Directions for this task: All of the records below need to be copied exactly.

Source data:
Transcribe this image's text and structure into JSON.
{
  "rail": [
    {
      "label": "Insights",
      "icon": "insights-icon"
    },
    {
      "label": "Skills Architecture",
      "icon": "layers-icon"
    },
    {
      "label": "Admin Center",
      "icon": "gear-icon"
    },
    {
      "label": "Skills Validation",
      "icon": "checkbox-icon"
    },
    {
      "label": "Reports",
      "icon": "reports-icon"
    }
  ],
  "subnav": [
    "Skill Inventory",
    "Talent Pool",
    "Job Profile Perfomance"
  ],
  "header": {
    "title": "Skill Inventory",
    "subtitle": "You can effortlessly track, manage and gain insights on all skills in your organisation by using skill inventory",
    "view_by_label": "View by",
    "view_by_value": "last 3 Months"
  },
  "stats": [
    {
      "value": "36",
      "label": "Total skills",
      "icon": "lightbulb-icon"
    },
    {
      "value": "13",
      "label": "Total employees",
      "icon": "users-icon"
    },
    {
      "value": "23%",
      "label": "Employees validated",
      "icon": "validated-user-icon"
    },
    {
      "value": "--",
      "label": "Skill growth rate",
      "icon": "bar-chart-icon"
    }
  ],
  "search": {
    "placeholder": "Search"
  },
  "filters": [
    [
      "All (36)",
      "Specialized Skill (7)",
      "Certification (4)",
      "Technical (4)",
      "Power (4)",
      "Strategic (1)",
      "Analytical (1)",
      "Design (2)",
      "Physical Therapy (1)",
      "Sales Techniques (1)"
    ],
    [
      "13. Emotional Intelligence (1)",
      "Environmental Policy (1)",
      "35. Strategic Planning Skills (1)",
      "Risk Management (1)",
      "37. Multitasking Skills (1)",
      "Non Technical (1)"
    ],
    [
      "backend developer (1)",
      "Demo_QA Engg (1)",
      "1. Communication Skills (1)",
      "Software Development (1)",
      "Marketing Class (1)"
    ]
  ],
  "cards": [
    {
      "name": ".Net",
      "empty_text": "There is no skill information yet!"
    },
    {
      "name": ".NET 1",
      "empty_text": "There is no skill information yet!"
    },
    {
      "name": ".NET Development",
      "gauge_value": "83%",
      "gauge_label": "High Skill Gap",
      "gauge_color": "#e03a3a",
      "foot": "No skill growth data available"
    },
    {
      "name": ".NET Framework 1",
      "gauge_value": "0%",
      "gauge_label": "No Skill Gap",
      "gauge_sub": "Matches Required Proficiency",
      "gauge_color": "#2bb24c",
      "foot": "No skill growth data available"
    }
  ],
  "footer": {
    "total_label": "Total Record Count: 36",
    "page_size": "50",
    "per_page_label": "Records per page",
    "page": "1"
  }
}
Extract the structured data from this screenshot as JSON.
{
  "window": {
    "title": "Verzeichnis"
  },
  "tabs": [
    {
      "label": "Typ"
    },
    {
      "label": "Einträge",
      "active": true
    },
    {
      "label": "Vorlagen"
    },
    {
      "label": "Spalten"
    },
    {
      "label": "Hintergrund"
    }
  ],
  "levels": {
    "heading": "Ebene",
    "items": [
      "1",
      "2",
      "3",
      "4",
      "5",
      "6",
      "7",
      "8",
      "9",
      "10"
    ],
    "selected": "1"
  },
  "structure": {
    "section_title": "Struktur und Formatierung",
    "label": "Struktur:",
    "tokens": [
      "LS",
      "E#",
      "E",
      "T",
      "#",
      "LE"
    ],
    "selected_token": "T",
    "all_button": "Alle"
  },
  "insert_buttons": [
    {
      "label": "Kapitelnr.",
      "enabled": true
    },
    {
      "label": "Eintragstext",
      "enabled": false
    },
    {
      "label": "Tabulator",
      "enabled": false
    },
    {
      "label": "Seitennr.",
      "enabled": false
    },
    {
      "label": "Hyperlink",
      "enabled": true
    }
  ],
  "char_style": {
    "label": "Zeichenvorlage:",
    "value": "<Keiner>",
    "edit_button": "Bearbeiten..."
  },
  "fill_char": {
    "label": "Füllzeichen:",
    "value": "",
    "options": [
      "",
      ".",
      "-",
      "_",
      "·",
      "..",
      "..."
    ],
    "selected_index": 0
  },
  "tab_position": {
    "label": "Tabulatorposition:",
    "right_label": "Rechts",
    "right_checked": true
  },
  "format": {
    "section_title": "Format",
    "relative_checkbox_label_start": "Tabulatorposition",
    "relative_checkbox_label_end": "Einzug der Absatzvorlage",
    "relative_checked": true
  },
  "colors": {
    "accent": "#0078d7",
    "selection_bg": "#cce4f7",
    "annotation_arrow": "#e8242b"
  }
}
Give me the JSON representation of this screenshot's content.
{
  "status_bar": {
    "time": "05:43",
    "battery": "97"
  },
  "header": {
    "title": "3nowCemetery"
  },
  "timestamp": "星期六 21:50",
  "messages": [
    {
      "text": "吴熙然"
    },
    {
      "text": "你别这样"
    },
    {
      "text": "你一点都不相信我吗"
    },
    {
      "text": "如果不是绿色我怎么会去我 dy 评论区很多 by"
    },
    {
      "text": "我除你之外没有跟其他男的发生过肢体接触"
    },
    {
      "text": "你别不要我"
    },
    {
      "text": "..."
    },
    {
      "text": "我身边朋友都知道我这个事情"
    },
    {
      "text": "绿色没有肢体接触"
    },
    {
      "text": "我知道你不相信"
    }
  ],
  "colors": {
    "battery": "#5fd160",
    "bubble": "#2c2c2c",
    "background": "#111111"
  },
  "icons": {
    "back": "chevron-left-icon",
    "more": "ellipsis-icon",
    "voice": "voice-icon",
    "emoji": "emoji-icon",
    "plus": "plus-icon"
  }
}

Exercise response:
Transcribe this image's text and structure into JSON.
{
  "rail": [
    {
      "label": "Insights",
      "icon": "insights-icon"
    },
    {
      "label": "Skills Architecture",
      "icon": "layers-icon"
    },
    {
      "label": "Admin Center",
      "icon": "gear-icon"
    },
    {
      "label": "Skills Validation",
      "icon": "checkbox-icon"
    },
    {
      "label": "Reports",
      "icon": "reports-icon"
    }
  ],
  "subnav": [
    "Skill Inventory",
    "Talent Pool",
    "Job Profile Perfomance"
  ],
  "header": {
    "title": "Skill Inventory",
    "subtitle": "You can effortlessly track, manage and gain insights on all skills in your organisation by using skill inventory",
    "view_by_label": "View by",
    "view_by_value": "last 3 Months"
  },
  "stats": [
    {
      "value": "36",
      "label": "Total skills",
      "icon": "lightbulb-icon"
    },
    {
      "value": "13",
      "label": "Total employees",
      "icon": "users-icon"
    },
    {
      "value": "23%",
      "label": "Employees validated",
      "icon": "validated-user-icon"
    },
    {
      "value": "--",
      "label": "Skill growth rate",
      "icon": "bar-chart-icon"
    }
  ],
  "search": {
    "placeholder": "Search"
  },
  "filters": [
    [
      "All (36)",
      "Specialized Skill (7)",
      "Certification (4)",
      "Technical (4)",
      "Power (4)",
      "Strategic (1)",
      "Analytical (1)",
      "Design (2)",
      "Physical Therapy (1)",
      "Sales Techniques (1)"
    ],
    [
      "13. Emotional Intelligence (1)",
      "Environmental Policy (1)",
      "35. Strategic Planning Skills (1)",
      "Risk Management (1)",
      "37. Multitasking Skills (1)",
      "Non Technical (1)"
    ],
    [
      "backend developer (1)",
      "Demo_QA Engg (1)",
      "1. Communication Skills (1)",
      "Software Development (1)",
      "Marketing Class (1)"
    ]
  ],
  "cards": [
    {
      "name": ".Net",
      "empty_text": "There is no skill information yet!"
    },
    {
      "name": ".NET 1",
      "empty_text": "There is no skill information yet!"
    },
    {
      "name": ".NET Development",
      "gauge_value": "83%",
      "gauge_label": "High Skill Gap",
      "gauge_color": "#e03a3a",
      "foot": "No skill growth data available"
    },
    {
      "name": ".NET Framework 1",
      "gauge_value": "0%",
      "gauge_label": "No Skill Gap",
      "gauge_sub": "Matches Required Proficiency",
      "gauge_color": "#2bb24c",
      "foot": "No skill growth data available"
    }
  ],
  "footer": {
    "total_label": "Total Record Count: 36",
    "page_size": "50",
    "per_page_label": "Records per page",
    "page": "1"
  }
}
Extract the structured data from this screenshot as JSON.
{
  "window": {
    "title": "Verzeichnis"
  },
  "tabs": [
    {
      "label": "Typ"
    },
    {
      "label": "Einträge",
      "active": true
    },
    {
      "label": "Vorlagen"
    },
    {
      "label": "Spalten"
    },
    {
      "label": "Hintergrund"
    }
  ],
  "levels": {
    "heading": "Ebene",
    "items": [
      "1",
      "2",
      "3",
      "4",
      "5",
      "6",
      "7",
      "8",
      "9",
      "10"
    ],
    "selected": "1"
  },
  "structure": {
    "section_title": "Struktur und Formatierung",
    "label": "Struktur:",
    "tokens": [
      "LS",
      "E#",
      "E",
      "T",
      "#",
      "LE"
    ],
    "selected_token": "T",
    "all_button": "Alle"
  },
  "insert_buttons": [
    {
      "label": "Kapitelnr.",
      "enabled": true
    },
    {
      "label": "Eintragstext",
      "enabled": false
    },
    {
      "label": "Tabulator",
      "enabled": false
    },
    {
      "label": "Seitennr.",
      "enabled": false
    },
    {
      "label": "Hyperlink",
      "enabled": true
    }
  ],
  "char_style": {
    "label": "Zeichenvorlage:",
    "value": "<Keiner>",
    "edit_button": "Bearbeiten..."
  },
  "fill_char": {
    "label": "Füllzeichen:",
    "value": "",
    "options": [
      "",
      ".",
      "-",
      "_",
      "·",
      "..",
      "..."
    ],
    "selected_index": 0
  },
  "tab_position": {
    "label": "Tabulatorposition:",
    "right_label": "Rechts",
    "right_checked": true
  },
  "format": {
    "section_title": "Format",
    "relative_checkbox_label_start": "Tabulatorposition",
    "relative_checkbox_label_end": "Einzug der Absatzvorlage",
    "relative_checked": true
  },
  "colors": {
    "accent": "#0078d7",
    "selection_bg": "#cce4f7",
    "annotation_arrow": "#e8242b"
  }
}
Give me the JSON representation of this screenshot's content.
{
  "status_bar": {
    "time": "05:43",
    "battery": "97"
  },
  "header": {
    "title": "3nowCemetery"
  },
  "timestamp": "星期六 21:50",
  "messages": [
    {
      "text": "吴熙然"
    },
    {
      "text": "你别这样"
    },
    {
      "text": "你一点都不相信我吗"
    },
    {
      "text": "如果不是绿色我怎么会去我 dy 评论区很多 by"
    },
    {
      "text": "我除你之外没有跟其他男的发生过肢体接触"
    },
    {
      "text": "你别不要我"
    },
    {
      "text": "..."
    },
    {
      "text": "我身边朋友都知道我这个事情"
    },
    {
      "text": "绿色没有肢体接触"
    },
    {
      "text": "我知道你不相信"
    }
  ],
  "colors": {
    "battery": "#5fd160",
    "bubble": "#2c2c2c",
    "background": "#111111"
  },
  "icons": {
    "back": "chevron-left-icon",
    "more": "ellipsis-icon",
    "voice": "voice-icon",
    "emoji": "emoji-icon",
    "plus": "plus-icon"
  }
}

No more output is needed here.